There’s something disconcertingly contemporary about Definitely Maybe, a novella by the masters of Russian science fiction, brothers Arkady and Boris Strugatsky. The book was first published in the Soviet Union in 1974 and has every appearance of taking place in that world. Earlier this year, Melville House brought out the first unexpurgated English translation, a task impossible before the dissolution of the Marxist-Leninist state in 1991. This may seem like ancient history to those born into a world of ubiquitous, instantaneous digital communication. But within this slim volume, there are hints of the frustrated ambitions and pervasive distraction that define our present.

Dmitri Malianov, an astrophysicist, is on the cusp of a discovery, one that in his estimation might very well bring him a Nobel Prize. His wife and child are away, visiting family in Odessa. With nobody but his pet cat to take care of, Malianov has the time and freedom to make a breakthrough. But soon come anonymous deliveries of expensive food and alcohol. Then friends and colleagues start calling him out of the blue, first by telephone and then in person, nervously asking questions about the progress he’s made. A woman unexpectedly shows up at Malianov’s door, a school friend of his wife, beautiful enough to drive the scientist to distraction. Events are conspiring to keep him from his discovery. READ MORE…

From the Orbital Library: Gert Jonke’s “Awakening to the Great Sleep War”

"In the morning, the walls blow their noses, hanging their bleary eyed bedding out of the windows."

In the science fiction of movies and television, the future looks more or less uniform. Digital technology is (somehow) even more omnipresent than it is today. A continuous mosaic of audio and video spills across every available surface. A glass skyline stretches toward the horizon with sleek automobiles gliding past the frame. If human culture has existed, say, for more than a few decades, the evidence of that is not visible.

This kind of scenario is a reflection of contemporary reality, of course. Science fiction has traditionally dressed up the future in contemporary styles. And this presentism seems justified today. In our swiftly urbanizing world, the built environment often appears as if it had emerged overnight, without precedent. The megalopolises of Asia and Latin America, with their endless high-rise apartment blocks and elevated thoroughfares, seem to presage something universal for humankind, at least while we can keep industrial civilization going.

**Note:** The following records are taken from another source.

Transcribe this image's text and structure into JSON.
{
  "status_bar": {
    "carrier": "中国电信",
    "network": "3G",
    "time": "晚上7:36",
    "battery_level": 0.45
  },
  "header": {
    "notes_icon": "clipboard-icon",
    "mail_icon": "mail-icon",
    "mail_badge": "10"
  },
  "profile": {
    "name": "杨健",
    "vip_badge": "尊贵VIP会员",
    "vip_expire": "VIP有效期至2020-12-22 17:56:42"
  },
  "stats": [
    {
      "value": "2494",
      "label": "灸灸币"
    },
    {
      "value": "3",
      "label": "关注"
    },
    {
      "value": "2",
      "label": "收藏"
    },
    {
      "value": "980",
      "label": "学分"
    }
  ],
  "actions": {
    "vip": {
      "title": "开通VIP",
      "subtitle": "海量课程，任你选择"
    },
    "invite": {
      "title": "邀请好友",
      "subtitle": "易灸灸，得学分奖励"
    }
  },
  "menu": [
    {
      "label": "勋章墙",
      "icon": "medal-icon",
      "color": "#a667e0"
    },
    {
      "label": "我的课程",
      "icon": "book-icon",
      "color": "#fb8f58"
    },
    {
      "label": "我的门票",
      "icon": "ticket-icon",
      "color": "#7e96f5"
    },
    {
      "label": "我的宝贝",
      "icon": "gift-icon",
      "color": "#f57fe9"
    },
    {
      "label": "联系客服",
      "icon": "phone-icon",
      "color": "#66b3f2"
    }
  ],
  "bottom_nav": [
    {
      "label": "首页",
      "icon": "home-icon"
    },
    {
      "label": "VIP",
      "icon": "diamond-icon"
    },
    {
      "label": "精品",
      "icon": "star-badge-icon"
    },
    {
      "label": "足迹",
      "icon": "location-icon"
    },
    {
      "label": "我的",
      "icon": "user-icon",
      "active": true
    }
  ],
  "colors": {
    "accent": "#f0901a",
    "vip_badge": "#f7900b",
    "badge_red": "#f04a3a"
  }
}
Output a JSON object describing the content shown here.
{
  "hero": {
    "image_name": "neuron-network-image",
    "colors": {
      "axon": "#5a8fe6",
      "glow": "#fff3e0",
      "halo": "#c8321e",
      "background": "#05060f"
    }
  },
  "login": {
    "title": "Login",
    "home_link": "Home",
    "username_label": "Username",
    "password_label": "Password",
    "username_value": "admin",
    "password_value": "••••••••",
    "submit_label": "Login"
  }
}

But there is another kind of future city, one defined by the accretion of time, where reality is defined by the weight of history rather than its absence. The late Austrian polymath Gert Jonke made a career evoking such places. His complex, often bizarre novels explore how the past continually impinges on the present, particularly in Awakening to the Great Sleep War, first published in 1982 and brought to English last year by Dalkey Archive Press.